That’s according to a new study published in PLOS One, which analyzes how our pets’ dinners affect the environment. The author, Gregory Okin, is a geographer at the University of California, Los Angeles, where he usually studies how desert dynamics affect climate.
But before you get too worked up, take a deep breath. Okin said in a press release about the new paper that he isn’t on an anti-pet crusade. “I like dogs and cats, and I’m definitely not recommending that people get rid of their pets or put them on a vegetarian diet, which would be unhealthy.” He just wanted actual numbers about the meat our furry friends eat, which usually isn’t worked into carbon footprint estimates.
The study: Armed with a survey estimating that Americans owned 77.8 million pet dogs and 85.6 million pet cats in 2015, Okin started investigating their food needs. He focused on dry foods, since both cat and dog owners spend more money on dry foods than wet foods.
Just like human food labels, pet food labels have to list their ingredients based on weight, so that the first ingredient is the largest proportion of the finished product. For simplicity’s sake, Okin looked at just the first five ingredients, which usually covered everything except added nutrients. Then, a little math showed that about a third of the energy cat and dog foods were providing came from animal-derived ingredients, like meat, fat and eggs.
The results: Taken together, Okin’s calculations show just how much we’ve been lowballing environmental impact estimates by ignoring our pets.
The livestock used for cat and dog food requires about a third of the water and land usage required by the livestock that feeds humans — not an insignificant amount. And the amounts of two greenhouse gases (methane and nitrous oxide) produced to feed our pets has about the same climate impact as 65 million tons of carbon dioxide per year. That’s the same impact as 12.5 million cars driven an average 11,346 miles per year.
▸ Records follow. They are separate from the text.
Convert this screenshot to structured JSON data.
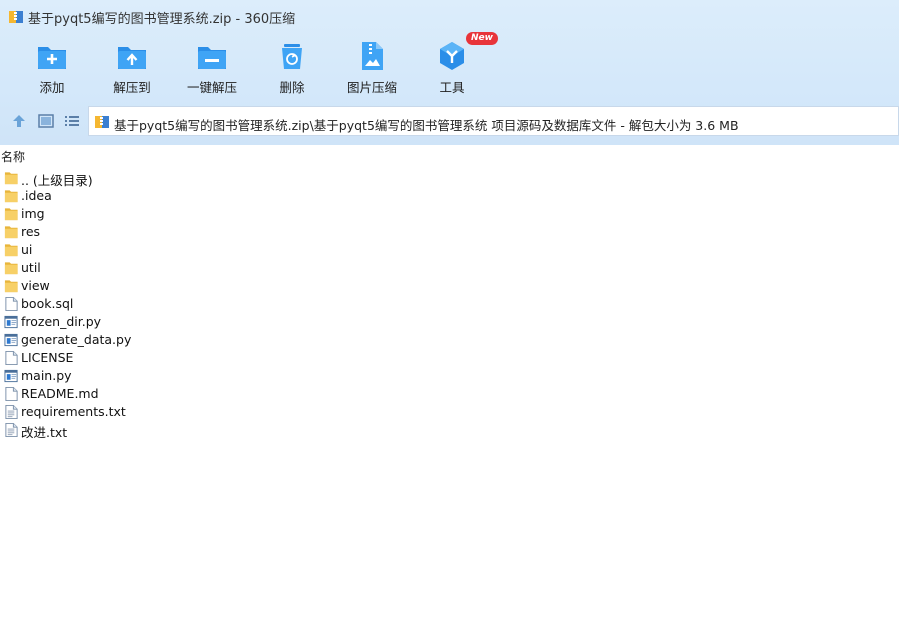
{
  "window": {
    "title": "基于pyqt5编写的图书管理系统.zip - 360压缩"
  },
  "toolbar": {
    "items": [
      {
        "label": "添加",
        "icon": "add-folder-icon"
      },
      {
        "label": "解压到",
        "icon": "extract-to-icon"
      },
      {
        "label": "一键解压",
        "icon": "one-click-extract-icon"
      },
      {
        "label": "删除",
        "icon": "delete-bin-icon"
      },
      {
        "label": "图片压缩",
        "icon": "image-compress-icon"
      },
      {
        "label": "工具",
        "icon": "tools-icon",
        "badge": "New"
      }
    ]
  },
  "address": {
    "path": "基于pyqt5编写的图书管理系统.zip\\基于pyqt5编写的图书管理系统 项目源码及数据库文件 - 解包大小为 3.6 MB"
  },
  "list": {
    "column_name": "名称",
    "items": [
      {
        "name": ".. (上级目录)",
        "type": "folder"
      },
      {
        "name": ".idea",
        "type": "folder"
      },
      {
        "name": "img",
        "type": "folder"
      },
      {
        "name": "res",
        "type": "folder"
      },
      {
        "name": "ui",
        "type": "folder"
      },
      {
        "name": "util",
        "type": "folder"
      },
      {
        "name": "view",
        "type": "folder"
      },
      {
        "name": "book.sql",
        "type": "file"
      },
      {
        "name": "frozen_dir.py",
        "type": "py"
      },
      {
        "name": "generate_data.py",
        "type": "py"
      },
      {
        "name": "LICENSE",
        "type": "file"
      },
      {
        "name": "main.py",
        "type": "py"
      },
      {
        "name": "README.md",
        "type": "file"
      },
      {
        "name": "requirements.txt",
        "type": "txt"
      },
      {
        "name": "改进.txt",
        "type": "txt"
      }
    ]
  },
  "colors": {
    "accent": "#1e90e8",
    "folder": "#f7d067",
    "badge": "#e8343a"
  }
}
Feeling guilty? Don’t throw the kitty out with the bathwater. Okin thinks we should tweak their food, pulling out ingredients like steak that humans want to eat and adding in more ingredients like pink slime, which is perfectly nutritious but not necessary appetizing. And of course, if you’re willing to think a little more broadly about owning pets, you could consider a vegetarian pet, like birds, rodents or reptiles.